REQUIREMENT:
Starting at the first entry, print everything through the last exactly.

--- GIVEN DATA Enclosed Below ---

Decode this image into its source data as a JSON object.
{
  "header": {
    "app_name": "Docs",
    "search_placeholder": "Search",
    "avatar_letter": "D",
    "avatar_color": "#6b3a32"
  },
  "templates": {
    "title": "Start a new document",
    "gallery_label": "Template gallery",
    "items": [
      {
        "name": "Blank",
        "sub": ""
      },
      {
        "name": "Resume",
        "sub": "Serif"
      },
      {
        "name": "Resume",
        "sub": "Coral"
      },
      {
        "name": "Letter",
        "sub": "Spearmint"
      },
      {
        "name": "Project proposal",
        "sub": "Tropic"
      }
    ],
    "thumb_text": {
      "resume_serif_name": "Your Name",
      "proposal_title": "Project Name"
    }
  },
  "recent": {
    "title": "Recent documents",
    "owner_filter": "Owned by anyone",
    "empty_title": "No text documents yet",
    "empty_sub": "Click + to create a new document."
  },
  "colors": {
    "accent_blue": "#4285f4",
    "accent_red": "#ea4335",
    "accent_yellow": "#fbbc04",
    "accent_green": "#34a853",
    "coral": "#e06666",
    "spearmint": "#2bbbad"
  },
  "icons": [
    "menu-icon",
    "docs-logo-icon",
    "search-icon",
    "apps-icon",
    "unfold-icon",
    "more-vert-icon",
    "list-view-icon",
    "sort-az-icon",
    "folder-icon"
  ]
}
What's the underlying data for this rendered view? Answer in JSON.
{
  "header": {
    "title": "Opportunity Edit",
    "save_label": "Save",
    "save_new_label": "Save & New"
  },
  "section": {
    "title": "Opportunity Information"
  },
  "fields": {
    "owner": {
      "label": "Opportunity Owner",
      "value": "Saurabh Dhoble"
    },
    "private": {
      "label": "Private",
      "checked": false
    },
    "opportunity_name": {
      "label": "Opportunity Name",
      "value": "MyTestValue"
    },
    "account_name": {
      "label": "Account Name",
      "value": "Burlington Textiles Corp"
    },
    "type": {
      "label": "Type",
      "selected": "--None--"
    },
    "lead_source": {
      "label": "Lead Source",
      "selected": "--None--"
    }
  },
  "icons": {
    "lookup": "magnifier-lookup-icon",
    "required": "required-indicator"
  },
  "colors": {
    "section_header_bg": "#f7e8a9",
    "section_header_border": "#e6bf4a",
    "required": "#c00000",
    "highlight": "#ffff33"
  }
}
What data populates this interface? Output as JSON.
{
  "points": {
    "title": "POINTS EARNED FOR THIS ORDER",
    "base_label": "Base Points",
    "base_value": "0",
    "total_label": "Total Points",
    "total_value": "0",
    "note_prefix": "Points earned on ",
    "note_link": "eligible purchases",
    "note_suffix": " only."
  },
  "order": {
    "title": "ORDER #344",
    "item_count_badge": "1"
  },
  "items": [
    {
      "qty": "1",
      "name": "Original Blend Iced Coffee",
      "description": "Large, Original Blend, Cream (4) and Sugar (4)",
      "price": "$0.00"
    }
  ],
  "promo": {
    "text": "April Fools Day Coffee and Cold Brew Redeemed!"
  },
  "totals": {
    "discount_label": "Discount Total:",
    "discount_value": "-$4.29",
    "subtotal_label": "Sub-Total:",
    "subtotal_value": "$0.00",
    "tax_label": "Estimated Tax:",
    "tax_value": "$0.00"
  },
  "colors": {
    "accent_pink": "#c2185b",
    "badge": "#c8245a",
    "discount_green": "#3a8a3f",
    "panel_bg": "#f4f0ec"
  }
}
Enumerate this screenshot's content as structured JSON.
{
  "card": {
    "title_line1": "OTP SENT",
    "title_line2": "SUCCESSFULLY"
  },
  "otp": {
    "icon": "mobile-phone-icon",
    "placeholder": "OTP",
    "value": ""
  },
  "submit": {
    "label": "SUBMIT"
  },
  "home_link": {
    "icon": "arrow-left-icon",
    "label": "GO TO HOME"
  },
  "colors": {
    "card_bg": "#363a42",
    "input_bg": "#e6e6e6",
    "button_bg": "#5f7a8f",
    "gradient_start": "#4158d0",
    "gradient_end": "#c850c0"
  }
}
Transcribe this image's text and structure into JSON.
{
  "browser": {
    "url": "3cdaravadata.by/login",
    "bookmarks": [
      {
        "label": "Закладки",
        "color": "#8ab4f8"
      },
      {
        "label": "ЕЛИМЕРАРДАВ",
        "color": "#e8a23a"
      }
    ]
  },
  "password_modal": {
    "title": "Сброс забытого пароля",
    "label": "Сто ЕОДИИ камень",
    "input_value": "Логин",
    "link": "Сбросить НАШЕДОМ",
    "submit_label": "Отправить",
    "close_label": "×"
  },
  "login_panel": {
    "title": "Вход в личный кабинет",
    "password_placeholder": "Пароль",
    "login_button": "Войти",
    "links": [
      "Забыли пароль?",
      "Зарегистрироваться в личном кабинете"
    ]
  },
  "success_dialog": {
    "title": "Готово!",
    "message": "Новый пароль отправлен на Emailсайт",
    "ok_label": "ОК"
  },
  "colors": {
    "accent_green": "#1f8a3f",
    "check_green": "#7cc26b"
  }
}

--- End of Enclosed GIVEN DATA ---

ANSWER TO THIS PROBLEM:
Decode this image into its source data as a JSON object.
{
  "header": {
    "app_name": "Docs",
    "search_placeholder": "Search",
    "avatar_letter": "D",
    "avatar_color": "#6b3a32"
  },
  "templates": {
    "title": "Start a new document",
    "gallery_label": "Template gallery",
    "items": [
      {
        "name": "Blank",
        "sub": ""
      },
      {
        "name": "Resume",
        "sub": "Serif"
      },
      {
        "name": "Resume",
        "sub": "Coral"
      },
      {
        "name": "Letter",
        "sub": "Spearmint"
      },
      {
        "name": "Project proposal",
        "sub": "Tropic"
      }
    ],
    "thumb_text": {
      "resume_serif_name": "Your Name",
      "proposal_title": "Project Name"
    }
  },
  "recent": {
    "title": "Recent documents",
    "owner_filter": "Owned by anyone",
    "empty_title": "No text documents yet",
    "empty_sub": "Click + to create a new document."
  },
  "colors": {
    "accent_blue": "#4285f4",
    "accent_red": "#ea4335",
    "accent_yellow": "#fbbc04",
    "accent_green": "#34a853",
    "coral": "#e06666",
    "spearmint": "#2bbbad"
  },
  "icons": [
    "menu-icon",
    "docs-logo-icon",
    "search-icon",
    "apps-icon",
    "unfold-icon",
    "more-vert-icon",
    "list-view-icon",
    "sort-az-icon",
    "folder-icon"
  ]
}
What's the underlying data for this rendered view? Answer in JSON.
{
  "header": {
    "title": "Opportunity Edit",
    "save_label": "Save",
    "save_new_label": "Save & New"
  },
  "section": {
    "title": "Opportunity Information"
  },
  "fields": {
    "owner": {
      "label": "Opportunity Owner",
      "value": "Saurabh Dhoble"
    },
    "private": {
      "label": "Private",
      "checked": false
    },
    "opportunity_name": {
      "label": "Opportunity Name",
      "value": "MyTestValue"
    },
    "account_name": {
      "label": "Account Name",
      "value": "Burlington Textiles Corp"
    },
    "type": {
      "label": "Type",
      "selected": "--None--"
    },
    "lead_source": {
      "label": "Lead Source",
      "selected": "--None--"
    }
  },
  "icons": {
    "lookup": "magnifier-lookup-icon",
    "required": "required-indicator"
  },
  "colors": {
    "section_header_bg": "#f7e8a9",
    "section_header_border": "#e6bf4a",
    "required": "#c00000",
    "highlight": "#ffff33"
  }
}
What data populates this interface? Output as JSON.
{
  "points": {
    "title": "POINTS EARNED FOR THIS ORDER",
    "base_label": "Base Points",
    "base_value": "0",
    "total_label": "Total Points",
    "total_value": "0",
    "note_prefix": "Points earned on ",
    "note_link": "eligible purchases",
    "note_suffix": " only."
  },
  "order": {
    "title": "ORDER #344",
    "item_count_badge": "1"
  },
  "items": [
    {
      "qty": "1",
      "name": "Original Blend Iced Coffee",
      "description": "Large, Original Blend, Cream (4) and Sugar (4)",
      "price": "$0.00"
    }
  ],
  "promo": {
    "text": "April Fools Day Coffee and Cold Brew Redeemed!"
  },
  "totals": {
    "discount_label": "Discount Total:",
    "discount_value": "-$4.29",
    "subtotal_label": "Sub-Total:",
    "subtotal_value": "$0.00",
    "tax_label": "Estimated Tax:",
    "tax_value": "$0.00"
  },
  "colors": {
    "accent_pink": "#c2185b",
    "badge": "#c8245a",
    "discount_green": "#3a8a3f",
    "panel_bg": "#f4f0ec"
  }
}
Enumerate this screenshot's content as structured JSON.
{
  "card": {
    "title_line1": "OTP SENT",
    "title_line2": "SUCCESSFULLY"
  },
  "otp": {
    "icon": "mobile-phone-icon",
    "placeholder": "OTP",
    "value": ""
  },
  "submit": {
    "label": "SUBMIT"
  },
  "home_link": {
    "icon": "arrow-left-icon",
    "label": "GO TO HOME"
  },
  "colors": {
    "card_bg": "#363a42",
    "input_bg": "#e6e6e6",
    "button_bg": "#5f7a8f",
    "gradient_start": "#4158d0",
    "gradient_end": "#c850c0"
  }
}
Transcribe this image's text and structure into JSON.
{
  "browser": {
    "url": "3cdaravadata.by/login",
    "bookmarks": [
      {
        "label": "Закладки",
        "color": "#8ab4f8"
      },
      {
        "label": "ЕЛИМЕРАРДАВ",
        "color": "#e8a23a"
      }
    ]
  },
  "password_modal": {
    "title": "Сброс забытого пароля",
    "label": "Сто ЕОДИИ камень",
    "input_value": "Логин",
    "link": "Сбросить НАШЕДОМ",
    "submit_label": "Отправить",
    "close_label": "×"
  },
  "login_panel": {
    "title": "Вход в личный кабинет",
    "password_placeholder": "Пароль",
    "login_button": "Войти",
    "links": [
      "Забыли пароль?",
      "Зарегистрироваться в личном кабинете"
    ]
  },
  "success_dialog": {
    "title": "Готово!",
    "message": "Новый пароль отправлен на Emailсайт",
    "ok_label": "ОК"
  },
  "colors": {
    "accent_green": "#1f8a3f",
    "check_green": "#7cc26b"
  }
}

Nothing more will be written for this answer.